But that's exactly what BMW's Motorrad division has created. Shown off in a video published this week, below, the prototype motorcycle can drive itself without falling over, and looks convincing as it leans through the corners of a test circuit.
- Lyft begins autonomous taxi service in Las Vegas
- Autonomous cars pose a threat to road congestion, warns World Economic Forum
- Fear of autonomous cars is growing among US adults
The vehicle is the result of two years of development and "hundreds of hours" of testing, BMW says.
However, BMW also says the vehicle is not intended to pave the way for fully autonomous motorcycles - something there is unlikely to be much, if any, consumer demand for. Instead, the bike is part of BMW's development of advanced rider-assistance systems, similar to those used by today's cars, where the driver is informed and aided by their vehicle rather than replaced.

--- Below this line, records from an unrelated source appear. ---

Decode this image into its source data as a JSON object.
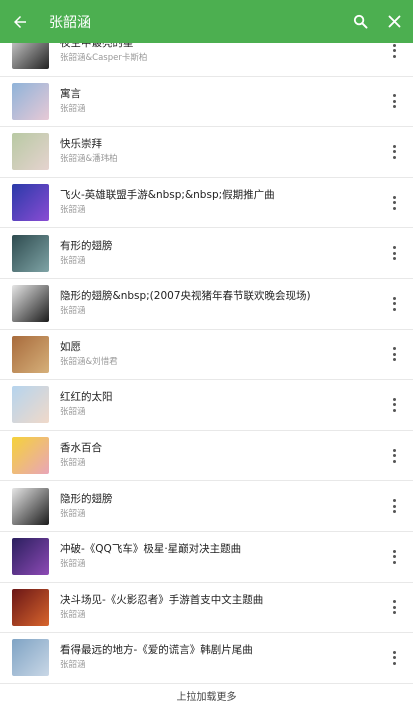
{
  "theme": {
    "accent": "#4caf50"
  },
  "appbar": {
    "back_icon": "arrow-left-icon",
    "title": "张韶涵",
    "search_icon": "search-icon",
    "close_icon": "close-icon"
  },
  "songs": [
    {
      "title": "夜空中最亮的星",
      "artist": "张韶涵&Casper卡斯柏",
      "cover_color": "#d9d9d9",
      "cover_color2": "#222222"
    },
    {
      "title": "寓言",
      "artist": "张韶涵",
      "cover_color": "#8fb3d9",
      "cover_color2": "#e7c9d6"
    },
    {
      "title": "快乐崇拜",
      "artist": "张韶涵&潘玮柏",
      "cover_color": "#b8c9a3",
      "cover_color2": "#e5d3cf"
    },
    {
      "title": "飞火-英雄联盟手游&nbsp;&nbsp;假期推广曲",
      "artist": "张韶涵",
      "cover_color": "#2a3aa8",
      "cover_color2": "#8a4cd4"
    },
    {
      "title": "有形的翅膀",
      "artist": "张韶涵",
      "cover_color": "#2e4b4f",
      "cover_color2": "#7fa4a6"
    },
    {
      "title": "隐形的翅膀&nbsp;(2007央视猪年春节联欢晚会现场)",
      "artist": "张韶涵",
      "cover_color": "#e6e6e6",
      "cover_color2": "#1b1b1b"
    },
    {
      "title": "如愿",
      "artist": "张韶涵&刘惜君",
      "cover_color": "#a86b3c",
      "cover_color2": "#d6b07a"
    },
    {
      "title": "红红的太阳",
      "artist": "张韶涵",
      "cover_color": "#b5d4ee",
      "cover_color2": "#f0d9c9"
    },
    {
      "title": "香水百合",
      "artist": "张韶涵",
      "cover_color": "#f5d23a",
      "cover_color2": "#e9a5b8"
    },
    {
      "title": "隐形的翅膀",
      "artist": "张韶涵",
      "cover_color": "#e6e6e6",
      "cover_color2": "#1b1b1b"
    },
    {
      "title": "冲破-《QQ飞车》极星·星巅对决主题曲",
      "artist": "张韶涵",
      "cover_color": "#2a1f5e",
      "cover_color2": "#8d4ab5"
    },
    {
      "title": "决斗场见-《火影忍者》手游首支中文主题曲",
      "artist": "张韶涵",
      "cover_color": "#6a1616",
      "cover_color2": "#d8652d"
    },
    {
      "title": "看得最远的地方-《爱的谎言》韩剧片尾曲",
      "artist": "张韶涵",
      "cover_color": "#7fa3c4",
      "cover_color2": "#c9d7e6"
    }
  ],
  "more_icon": "more-vertical-icon",
  "footer": {
    "load_more": "上拉加载更多"
  }
}
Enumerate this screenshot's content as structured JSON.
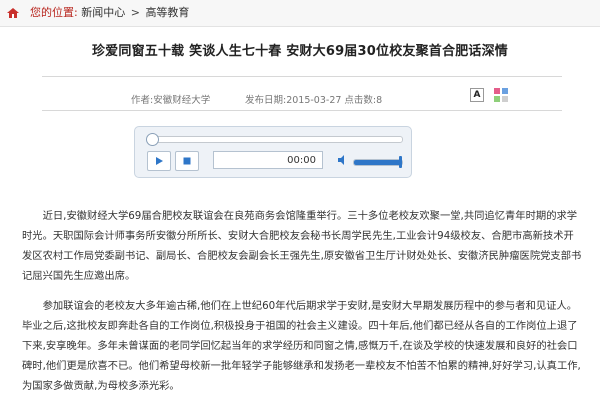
{
  "breadcrumb": {
    "label": "您的位置:",
    "items": [
      "新闻中心",
      "高等教育"
    ],
    "separator": ">"
  },
  "article": {
    "title": "珍爱同窗五十载 笑谈人生七十春 安财大69届30位校友聚首合肥话深情",
    "author": "作者:安徽财经大学",
    "published": "发布日期:2015-03-27 点击数:8",
    "font_button": "A",
    "paragraphs": [
      "近日,安徽财经大学69届合肥校友联谊会在良苑商务会馆隆重举行。三十多位老校友欢聚一堂,共同追忆青年时期的求学时光。天职国际会计师事务所安徽分所所长、安财大合肥校友会秘书长周学民先生,工业会计94级校友、合肥市高新技术开发区农村工作局党委副书记、副局长、合肥校友会副会长王强先生,原安徽省卫生厅计财处处长、安徽济民肿瘤医院党支部书记屈兴国先生应邀出席。",
      "参加联谊会的老校友大多年逾古稀,他们在上世纪60年代后期求学于安财,是安财大早期发展历程中的参与者和见证人。毕业之后,这批校友即奔赴各自的工作岗位,积极投身于祖国的社会主义建设。四十年后,他们都已经从各自的工作岗位上退了下来,安享晚年。多年未曾谋面的老同学回忆起当年的求学经历和同窗之情,感慨万千,在谈及学校的快速发展和良好的社会口碑时,他们更是欣喜不已。他们希望母校新一批年轻学子能够继承和发扬老一辈校友不怕苦不怕累的精神,好好学习,认真工作,为国家多做贡献,为母校多添光彩。"
    ]
  },
  "player": {
    "time": "00:00",
    "progress": 0.0,
    "volume": 1.0
  },
  "colors": {
    "breadcrumb_label": "#b8261e",
    "accent": "#2e76c8"
  }
}
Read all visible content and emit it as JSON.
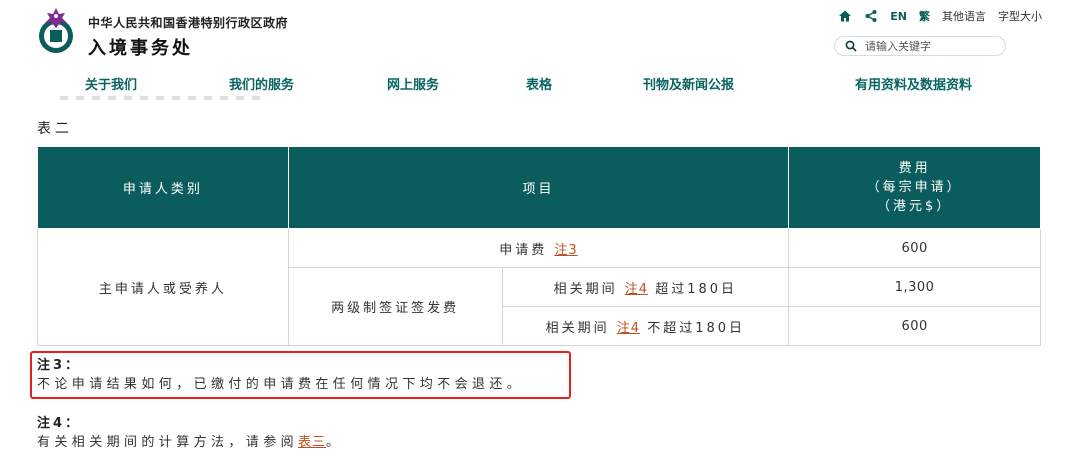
{
  "header": {
    "org_name": "中华人民共和国香港特别行政区政府",
    "dept_name": "入境事务处",
    "lang_en": "EN",
    "lang_trad": "繁",
    "other_langs": "其他语言",
    "font_size": "字型大小",
    "search_placeholder": "请输入关键字"
  },
  "nav": {
    "items": [
      "关于我们",
      "我们的服务",
      "网上服务",
      "表格",
      "刊物及新闻公报",
      "有用资料及数据资料"
    ]
  },
  "table": {
    "title": "表二",
    "headers": {
      "category": "申请人类别",
      "item": "项目",
      "fee_line1": "费用",
      "fee_line2": "（每宗申请）",
      "fee_line3": "（港元$）"
    },
    "category": "主申请人或受养人",
    "application_fee_label": "申请费",
    "note3_link": "注3",
    "visa_fee_label": "两级制签证签发费",
    "period_label": "相关期间",
    "note4_link": "注4",
    "over_180": "超过180日",
    "not_over_180": "不超过180日",
    "fees": [
      "600",
      "1,300",
      "600"
    ]
  },
  "notes": {
    "note3_label": "注3：",
    "note3_text": "不论申请结果如何，已缴付的申请费在任何情况下均不会退还。",
    "note4_label": "注4：",
    "note4_text_before": "有关相关期间的计算方法，请参阅",
    "note4_link": "表三",
    "note4_text_after": "。"
  },
  "colors": {
    "header_teal": "#0b5c5c",
    "link_orange": "#c0501f",
    "highlight_red": "#e52020"
  }
}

The underlying technology here should "serve as a platform for development of future systems and functions to make motorcycling even safer, more comfortable and increase the riding pleasure," BMW said.
"The aim of the prototype is to gather additional knowledge with regards to driving dynamics in order to detect dangerous situations early on, and thus support the driver with appropriate safety systems while turning at intersections or when braking suddenly, for example," the Munich, Germany-based company added.
Project leader Stefan Hans said: "The prototype helps us expand our knowledge about the vehicle's dynamics, so we can classify the rider's behaviour and see if a future situation will become dangerous or not. If so, we can inform, warn, or intervene directly."
Given motorbike riders are far more likely to be injured or killed in road accidents, improving their safety is of course a worthy cause for BMW to dedicate resources to. But there will be challenges ahead, as, while a car's autonomous safety system can hit the brakes in an emergency without injuring the driver (assuming they are wearing a seatbelt), the situation is clearly quite different for a bike and its unrestrained rider.
It will be interesting to see how BMW navigates around these issues in pursuit of improving rider safety.